◆ GOAL OF THE EXERCISE:
Return every line of the records that includes the string "true".

◆ MATERIAL FOR THIS EXERCISE:

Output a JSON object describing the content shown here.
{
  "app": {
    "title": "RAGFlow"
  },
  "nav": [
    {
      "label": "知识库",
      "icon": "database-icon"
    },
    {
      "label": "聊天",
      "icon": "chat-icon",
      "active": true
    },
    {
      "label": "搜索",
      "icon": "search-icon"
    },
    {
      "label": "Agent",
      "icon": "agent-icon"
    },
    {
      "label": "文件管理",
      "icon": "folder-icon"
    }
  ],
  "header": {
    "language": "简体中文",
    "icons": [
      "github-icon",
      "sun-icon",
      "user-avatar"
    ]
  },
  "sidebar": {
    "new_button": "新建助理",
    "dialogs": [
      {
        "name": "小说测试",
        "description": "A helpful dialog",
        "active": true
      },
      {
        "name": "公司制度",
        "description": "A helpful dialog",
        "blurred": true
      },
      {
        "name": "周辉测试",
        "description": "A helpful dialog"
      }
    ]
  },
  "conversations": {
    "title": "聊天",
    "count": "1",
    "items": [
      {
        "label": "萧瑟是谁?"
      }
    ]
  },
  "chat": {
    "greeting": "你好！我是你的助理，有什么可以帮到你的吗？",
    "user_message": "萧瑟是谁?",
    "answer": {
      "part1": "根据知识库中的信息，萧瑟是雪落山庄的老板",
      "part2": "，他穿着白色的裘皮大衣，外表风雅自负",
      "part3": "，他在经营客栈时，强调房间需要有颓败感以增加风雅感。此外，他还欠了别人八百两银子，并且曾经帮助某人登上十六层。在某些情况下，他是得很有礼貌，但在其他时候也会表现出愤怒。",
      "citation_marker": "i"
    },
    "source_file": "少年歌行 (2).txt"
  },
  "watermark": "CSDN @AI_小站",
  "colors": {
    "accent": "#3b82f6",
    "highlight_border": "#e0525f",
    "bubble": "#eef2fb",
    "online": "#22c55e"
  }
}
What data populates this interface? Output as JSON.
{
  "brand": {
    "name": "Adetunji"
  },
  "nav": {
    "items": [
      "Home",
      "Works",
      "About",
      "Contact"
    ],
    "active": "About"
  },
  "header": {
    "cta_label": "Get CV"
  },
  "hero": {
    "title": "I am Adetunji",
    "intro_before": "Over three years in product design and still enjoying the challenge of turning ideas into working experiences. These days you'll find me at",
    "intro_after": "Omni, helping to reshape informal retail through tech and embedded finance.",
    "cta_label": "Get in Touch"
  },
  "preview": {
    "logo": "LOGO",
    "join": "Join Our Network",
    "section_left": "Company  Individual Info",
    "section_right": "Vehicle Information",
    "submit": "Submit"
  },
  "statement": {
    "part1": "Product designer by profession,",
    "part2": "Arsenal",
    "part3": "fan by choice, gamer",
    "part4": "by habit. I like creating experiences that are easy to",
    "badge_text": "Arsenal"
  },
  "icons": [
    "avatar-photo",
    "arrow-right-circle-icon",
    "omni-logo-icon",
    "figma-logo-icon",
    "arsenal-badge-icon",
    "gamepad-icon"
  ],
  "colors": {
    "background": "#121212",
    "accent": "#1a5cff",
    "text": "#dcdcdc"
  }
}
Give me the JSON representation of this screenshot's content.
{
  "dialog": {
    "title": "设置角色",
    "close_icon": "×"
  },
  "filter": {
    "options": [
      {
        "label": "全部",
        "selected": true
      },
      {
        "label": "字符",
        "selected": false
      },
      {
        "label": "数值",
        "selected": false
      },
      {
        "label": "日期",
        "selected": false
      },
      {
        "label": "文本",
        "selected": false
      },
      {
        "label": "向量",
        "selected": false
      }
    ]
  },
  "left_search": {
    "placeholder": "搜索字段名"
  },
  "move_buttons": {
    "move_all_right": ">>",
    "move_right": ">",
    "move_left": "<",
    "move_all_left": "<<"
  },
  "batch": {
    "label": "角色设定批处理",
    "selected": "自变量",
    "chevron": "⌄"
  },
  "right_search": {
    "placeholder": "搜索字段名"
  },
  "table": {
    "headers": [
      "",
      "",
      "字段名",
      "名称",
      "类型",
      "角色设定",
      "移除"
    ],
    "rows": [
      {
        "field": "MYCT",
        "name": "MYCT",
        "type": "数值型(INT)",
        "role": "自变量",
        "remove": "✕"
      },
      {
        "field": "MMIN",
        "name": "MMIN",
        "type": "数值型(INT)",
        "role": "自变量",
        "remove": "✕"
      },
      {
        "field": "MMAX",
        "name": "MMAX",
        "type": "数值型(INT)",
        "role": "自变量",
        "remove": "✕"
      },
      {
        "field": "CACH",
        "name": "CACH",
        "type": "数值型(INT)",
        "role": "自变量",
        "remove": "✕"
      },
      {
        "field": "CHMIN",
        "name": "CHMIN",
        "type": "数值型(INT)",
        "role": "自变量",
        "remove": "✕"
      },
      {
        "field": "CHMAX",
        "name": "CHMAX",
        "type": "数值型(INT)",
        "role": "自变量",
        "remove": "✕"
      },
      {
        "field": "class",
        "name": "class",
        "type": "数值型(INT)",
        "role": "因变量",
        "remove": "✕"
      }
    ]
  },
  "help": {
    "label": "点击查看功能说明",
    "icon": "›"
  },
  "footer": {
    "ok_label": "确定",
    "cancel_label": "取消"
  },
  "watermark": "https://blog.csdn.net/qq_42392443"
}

◆ SOLUTION TO THE EXERCISE:
      "active": true
        "active": true
        "blurred": true
        "selected": true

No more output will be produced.